=== Aim of the exercise ===
Restate the entries word for word and skip every image.

Source records:
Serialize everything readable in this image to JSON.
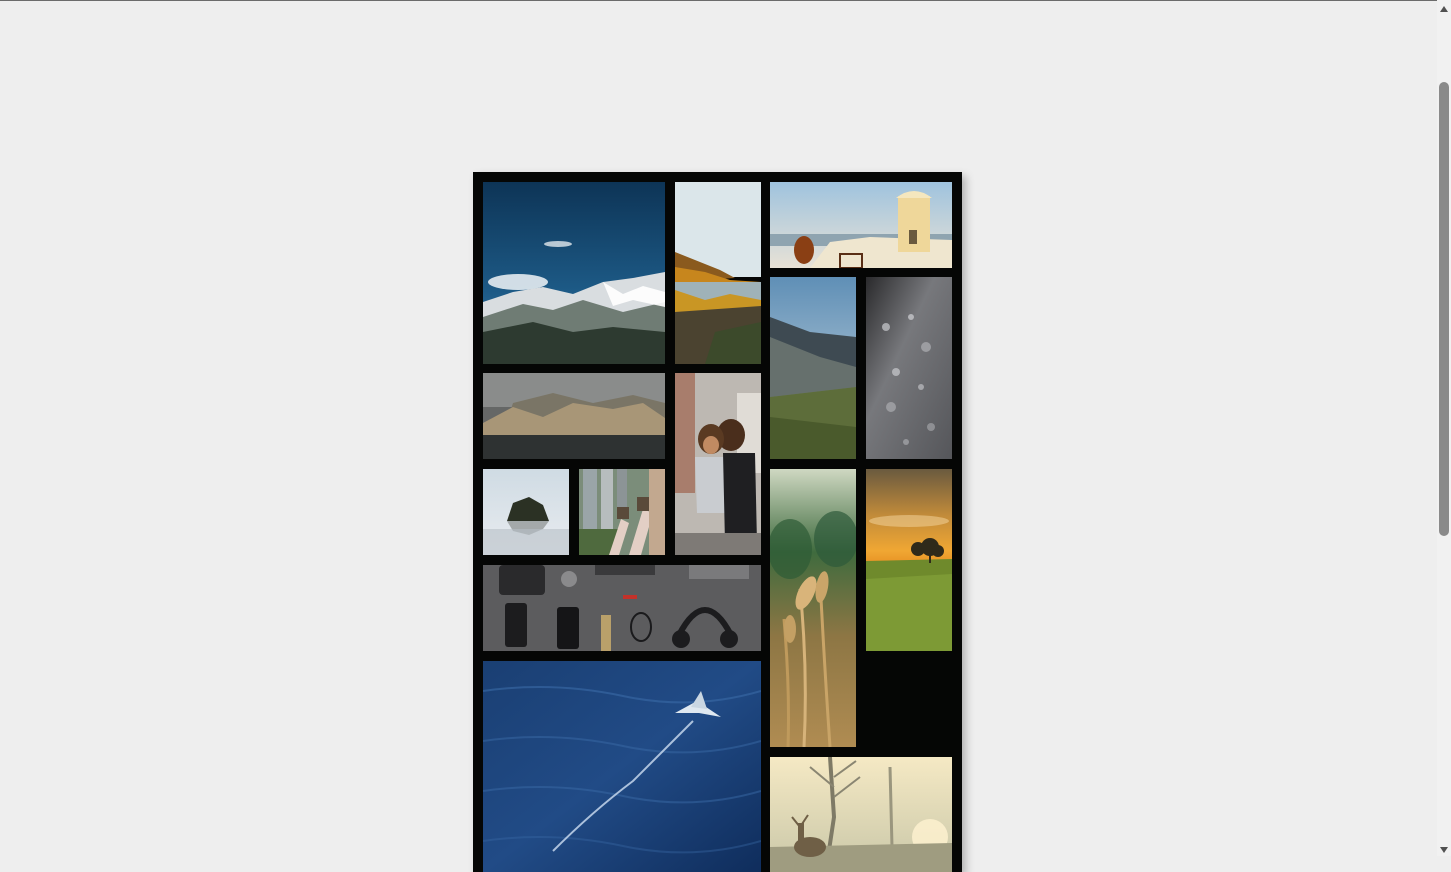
{
  "page": {
    "background": "#eeeeee"
  },
  "gallery": {
    "background": "#050605",
    "photos": [
      "mountain-snow-peak",
      "autumn-lake-reflection",
      "white-windmill-coast",
      "misty-mountain-valley",
      "water-droplets-closeup",
      "rocky-island-coast",
      "mother-and-child",
      "lone-rock-island",
      "skyscraper-feet-view",
      "wheat-stalks",
      "sunset-field-trees",
      "flat-lay-accessories",
      "ocean-bird-flying",
      "deer-misty-forest"
    ]
  },
  "scrollbar": {
    "position": 0.1
  }
}
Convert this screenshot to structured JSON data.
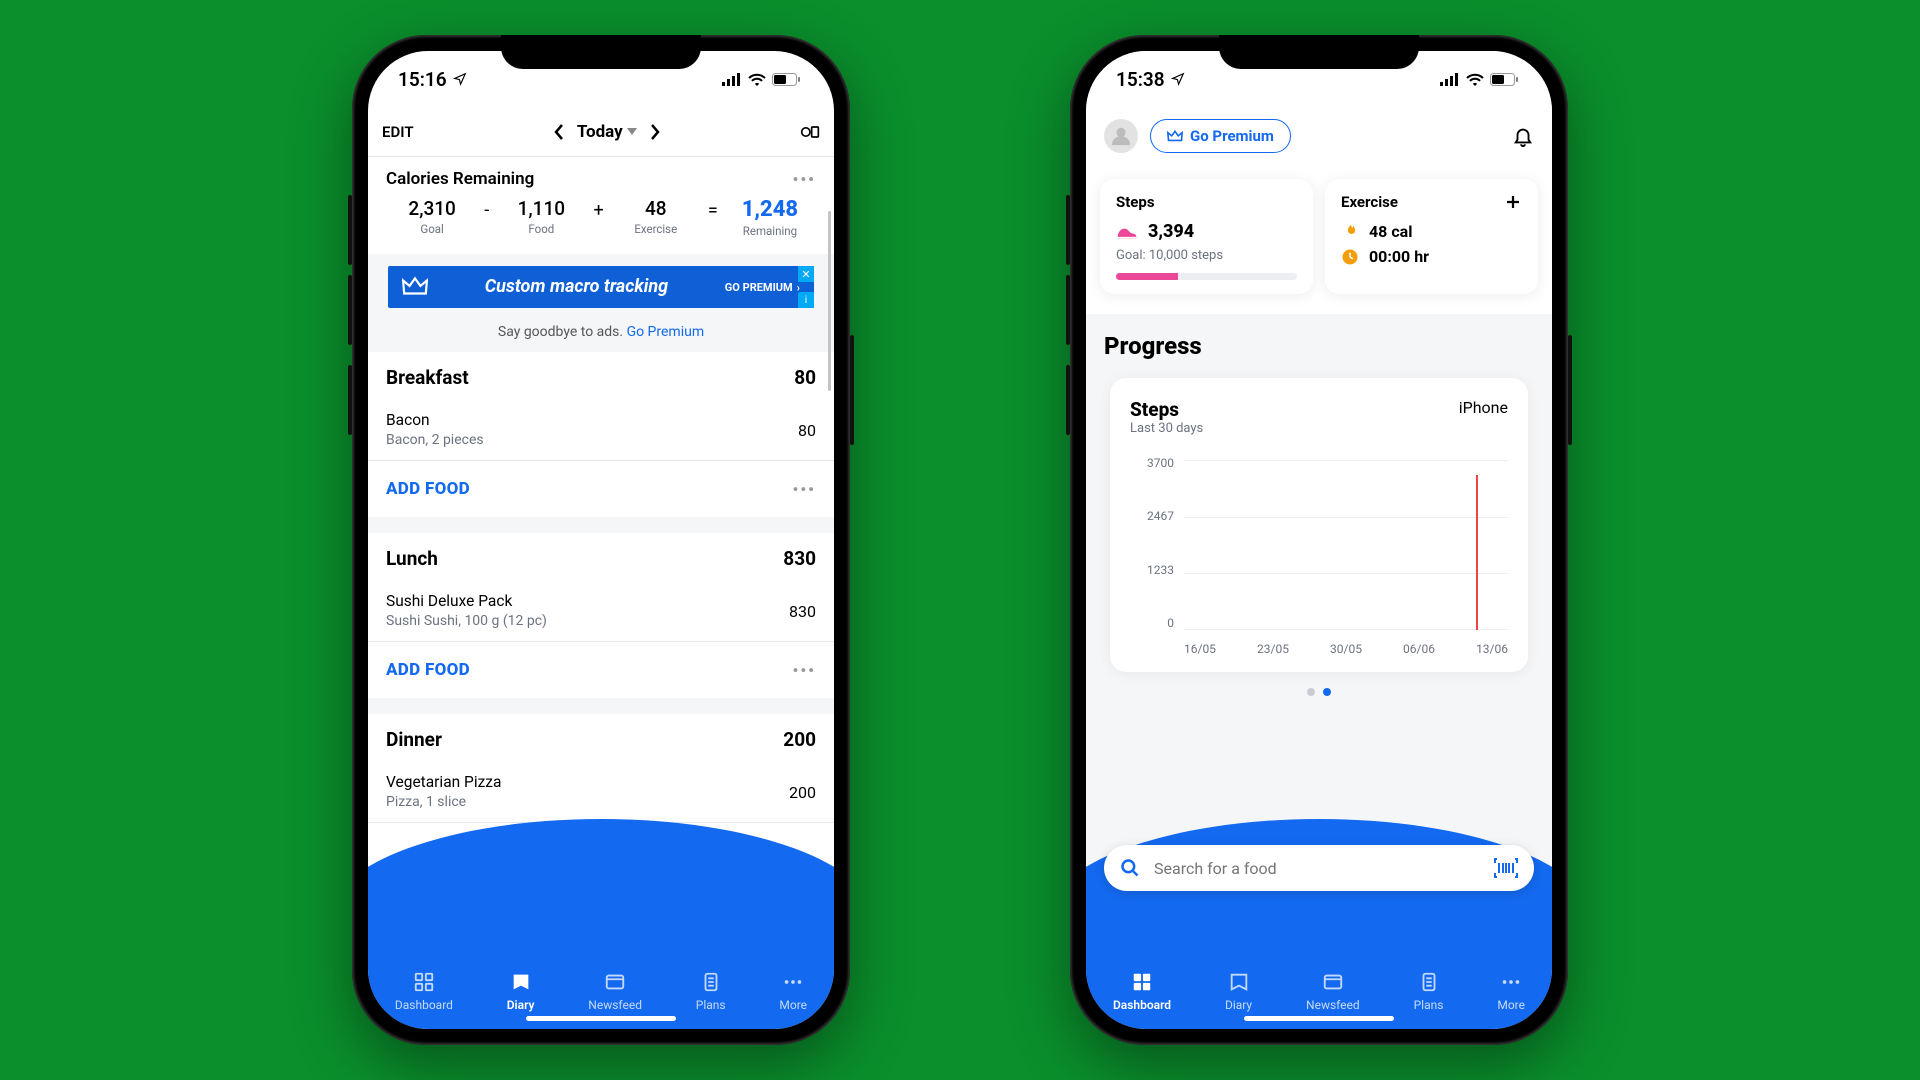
{
  "phone1": {
    "status_time": "15:16",
    "header": {
      "edit": "EDIT",
      "date": "Today"
    },
    "calories": {
      "title": "Calories Remaining",
      "goal": {
        "v": "2,310",
        "l": "Goal"
      },
      "food": {
        "v": "1,110",
        "l": "Food"
      },
      "exercise": {
        "v": "48",
        "l": "Exercise"
      },
      "remaining": {
        "v": "1,248",
        "l": "Remaining"
      },
      "minus": "-",
      "plus": "+",
      "eq": "="
    },
    "ad": {
      "title": "Custom macro tracking",
      "cta": "GO PREMIUM",
      "note_prefix": "Say goodbye to ads. ",
      "note_link": "Go Premium"
    },
    "meals": [
      {
        "name": "Breakfast",
        "cal": "80",
        "items": [
          {
            "n": "Bacon",
            "d": "Bacon, 2 pieces",
            "c": "80"
          }
        ],
        "add": "ADD FOOD"
      },
      {
        "name": "Lunch",
        "cal": "830",
        "items": [
          {
            "n": "Sushi Deluxe Pack",
            "d": "Sushi Sushi, 100 g (12 pc)",
            "c": "830"
          }
        ],
        "add": "ADD FOOD"
      },
      {
        "name": "Dinner",
        "cal": "200",
        "items": [
          {
            "n": "Vegetarian Pizza",
            "d": "Pizza, 1 slice",
            "c": "200"
          }
        ],
        "add": "ADD FOOD"
      }
    ],
    "tabs": [
      "Dashboard",
      "Diary",
      "Newsfeed",
      "Plans",
      "More"
    ]
  },
  "phone2": {
    "status_time": "15:38",
    "premium": "Go Premium",
    "steps": {
      "title": "Steps",
      "value": "3,394",
      "goal": "Goal: 10,000 steps"
    },
    "exercise": {
      "title": "Exercise",
      "cal": "48 cal",
      "time": "00:00 hr"
    },
    "progress": {
      "title": "Progress",
      "card_title": "Steps",
      "subtitle": "Last 30 days",
      "device": "iPhone"
    },
    "search": {
      "placeholder": "Search for a food"
    },
    "tabs": [
      "Dashboard",
      "Diary",
      "Newsfeed",
      "Plans",
      "More"
    ]
  },
  "chart_data": {
    "type": "bar",
    "title": "Steps — Last 30 days",
    "ylabel": "Steps",
    "ylim": [
      0,
      3700
    ],
    "y_ticks": [
      0,
      1233,
      2467,
      3700
    ],
    "categories": [
      "16/05",
      "23/05",
      "30/05",
      "06/06",
      "13/06"
    ],
    "values": [
      0,
      0,
      0,
      0,
      3394
    ],
    "device": "iPhone"
  }
}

=== Reply ===
Serialize everything readable in this image to JSON.
{
  "page": {
    "background": "#eeeeee"
  },
  "gallery": {
    "background": "#050605",
    "photos": [
      "mountain-snow-peak",
      "autumn-lake-reflection",
      "white-windmill-coast",
      "misty-mountain-valley",
      "water-droplets-closeup",
      "rocky-island-coast",
      "mother-and-child",
      "lone-rock-island",
      "skyscraper-feet-view",
      "wheat-stalks",
      "sunset-field-trees",
      "flat-lay-accessories",
      "ocean-bird-flying",
      "deer-misty-forest"
    ]
  },
  "scrollbar": {
    "position": 0.1
  }
}
Convert this screenshot to structured JSON data.
{
  "phone1": {
    "status_time": "15:16",
    "header": {
      "edit": "EDIT",
      "date": "Today"
    },
    "calories": {
      "title": "Calories Remaining",
      "goal": {
        "v": "2,310",
        "l": "Goal"
      },
      "food": {
        "v": "1,110",
        "l": "Food"
      },
      "exercise": {
        "v": "48",
        "l": "Exercise"
      },
      "remaining": {
        "v": "1,248",
        "l": "Remaining"
      },
      "minus": "-",
      "plus": "+",
      "eq": "="
    },
    "ad": {
      "title": "Custom macro tracking",
      "cta": "GO PREMIUM",
      "note_prefix": "Say goodbye to ads. ",
      "note_link": "Go Premium"
    },
    "meals": [
      {
        "name": "Breakfast",
        "cal": "80",
        "items": [
          {
            "n": "Bacon",
            "d": "Bacon, 2 pieces",
            "c": "80"
          }
        ],
        "add": "ADD FOOD"
      },
      {
        "name": "Lunch",
        "cal": "830",
        "items": [
          {
            "n": "Sushi Deluxe Pack",
            "d": "Sushi Sushi, 100 g (12 pc)",
            "c": "830"
          }
        ],
        "add": "ADD FOOD"
      },
      {
        "name": "Dinner",
        "cal": "200",
        "items": [
          {
            "n": "Vegetarian Pizza",
            "d": "Pizza, 1 slice",
            "c": "200"
          }
        ],
        "add": "ADD FOOD"
      }
    ],
    "tabs": [
      "Dashboard",
      "Diary",
      "Newsfeed",
      "Plans",
      "More"
    ]
  },
  "phone2": {
    "status_time": "15:38",
    "premium": "Go Premium",
    "steps": {
      "title": "Steps",
      "value": "3,394",
      "goal": "Goal: 10,000 steps"
    },
    "exercise": {
      "title": "Exercise",
      "cal": "48 cal",
      "time": "00:00 hr"
    },
    "progress": {
      "title": "Progress",
      "card_title": "Steps",
      "subtitle": "Last 30 days",
      "device": "iPhone"
    },
    "search": {
      "placeholder": "Search for a food"
    },
    "tabs": [
      "Dashboard",
      "Diary",
      "Newsfeed",
      "Plans",
      "More"
    ]
  },
  "chart_data": {
    "type": "bar",
    "title": "Steps — Last 30 days",
    "ylabel": "Steps",
    "ylim": [
      0,
      3700
    ],
    "y_ticks": [
      0,
      1233,
      2467,
      3700
    ],
    "categories": [
      "16/05",
      "23/05",
      "30/05",
      "06/06",
      "13/06"
    ],
    "values": [
      0,
      0,
      0,
      0,
      3394
    ],
    "device": "iPhone"
  }
}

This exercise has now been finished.